This tutorial case considers the problem of aerosol formation via nucleation and subsequent growth via condensation in a laminar flow diffusion chamber (LFDC). A simple cylindrical pipe geometry is considered into which a comparably hotvapor mixture flows. The walls of the pipe are kept at a lower temperature, thereby inducing a cooling of the vapor mixture, causing it to become super saturated further downstream and inducing the formation of nano-scale aerosol droplets via nucleation. Further into the pipe geometry these droplets growin size as more and more of the remaining vapor condenses onto the droplets that were formed. We consider flow of DBP in a LFDC and treat the solution as independent of the circumferential direction. This allows to simulate thenucleation problem in two computational dimensions, i.e., the radial coordinateand the longitudinal coordinate. This problem has been considered by various authors, employing a low-order moment approach for the aerosol size distribution. The use of the AeroSolved code allows to extend this study and consider a complete size distribution with a number of sections. In Figure 1 we sketched the geometry that will be considered and the boundary conditions.
The simulation of the problem employs the AeroSolved code, closely adopting the framework of the OpenFOAM platform. The user is required to provide an initial condition in a directory ‘0.org’, specify physical properties in the dictionary files in the ‘constant’ directory and specify aspects of the numerical method in the dictionary files in the 'system’ directory. The reader may observe the type of quantities and the format of their specification in the case files provided.
In order to simulate the transient behavior properly, a suitably small maximal time step should be specified and/or a suitably small diffusivity. To facilitate managing, setting up, running and evaluating a case, four shell scripts are provided. With ‘clean.sh’ one can restore a default setting,creating a similar point of reference for the simulations. Using ‘prep.sh’ the user can issue for a number of required preparations to be made, such as a computational grid and the decomposition of the problem for later parallel computing.
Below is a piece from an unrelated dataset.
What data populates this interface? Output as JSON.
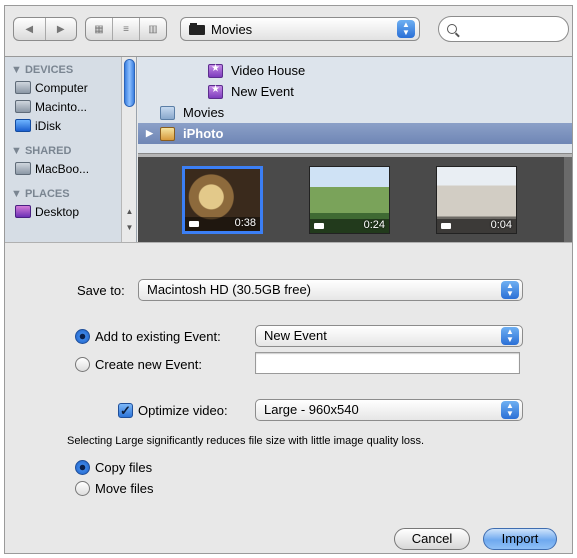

The actual execution of a case then can be started by issuing the ‘run.sh’ script. Finally, gathering data in a manner suitable for further post-processing by the user is made easy using the ‘post.sh’ script in which the decomposed representation for parallel computing is used as basis to reconstruct the solution in thetotal domain, after which it could be sampled in specific ways for later evaluation. In the tutorial we use only ParaView for simple post-processing. The user may of course also exploit other methods of post-processing to study the results of a simulation. This aspect will not be elaborated on here. After running the case of the flow of a hot vapor mixture, a number of properties is available for further study. Before the actual simulation results are investigated it is worth checking the log files and make sure that the solution process has been executed properly.
To illustrate some of the capabilities of the AeroSolved code we consider a few physical quantities as found on the selected simulation grid. The flow inside the LFDC quickly develops and yields a well-defined temperature front at which the high temperature flow entering from the left changes into a much lower temperature as is present in the rest of the domain. A few snapshots illustrating the early development of the temperature field are shown in Figure 2. This localized temperature front is crucial in relation to the rapid cooling of the hot vapor mixture and the formation of the liquid aerosol droplet content.
In Figure 3 the early development of the liquid DBP aerosol droplets is shown. After a short period of about 0.6 s, during which the temperature profile develops, we observe the formation of the first aerosol droplets near this temperature front. Downstream of this region the generated aerosol droplets grows in size and spread inside the domain, mainly downstream of the initial nucleation region. During the development of the DBP aerosol droplets, also the sizes of the droplets grow considerably due to condensation of DBP vapor onto the already formed droplets.